RECORD EXTRACTS
- Opening Delimiter -

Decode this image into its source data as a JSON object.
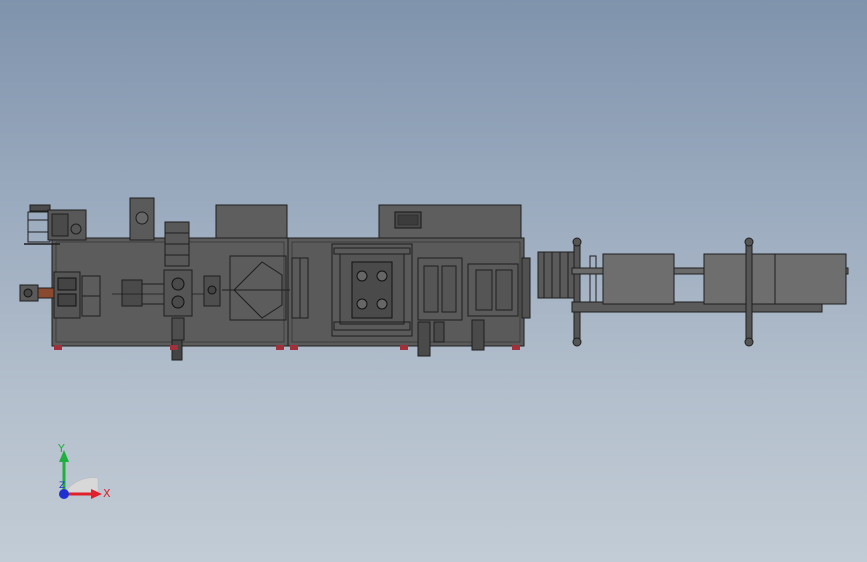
{
  "viewport": {
    "background_top": "#7f93ac",
    "background_bottom": "#c2ccd6"
  },
  "model": {
    "frame_color": "#5a5a5a",
    "line_color": "#1e1e1e",
    "accent_red": "#a0303a",
    "accent_orange": "#8a4a30",
    "roll_color": "#6e6e6e"
  },
  "triad": {
    "x_label": "X",
    "y_label": "Y",
    "z_label": "Z",
    "x_color": "#e0202a",
    "y_color": "#20b040",
    "z_color": "#2030d0"
  }
}
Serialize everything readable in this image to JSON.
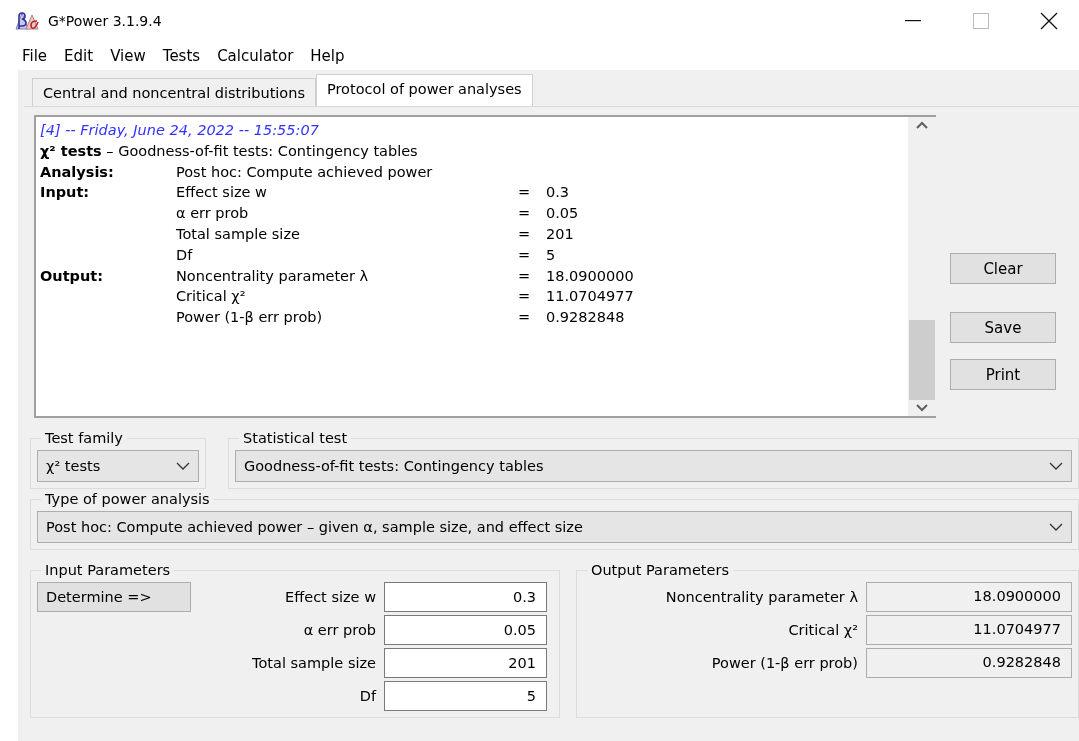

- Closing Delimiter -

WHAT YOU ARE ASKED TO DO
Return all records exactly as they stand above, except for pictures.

RESULT OF THE TASK
Decode this image into its source data as a JSON object.
{
  "viewport": {
    "background_top": "#7f93ac",
    "background_bottom": "#c2ccd6"
  },
  "model": {
    "frame_color": "#5a5a5a",
    "line_color": "#1e1e1e",
    "accent_red": "#a0303a",
    "accent_orange": "#8a4a30",
    "roll_color": "#6e6e6e"
  },
  "triad": {
    "x_label": "X",
    "y_label": "Y",
    "z_label": "Z",
    "x_color": "#e0202a",
    "y_color": "#20b040",
    "z_color": "#2030d0"
  }
}
Serialize everything readable in this image to JSON.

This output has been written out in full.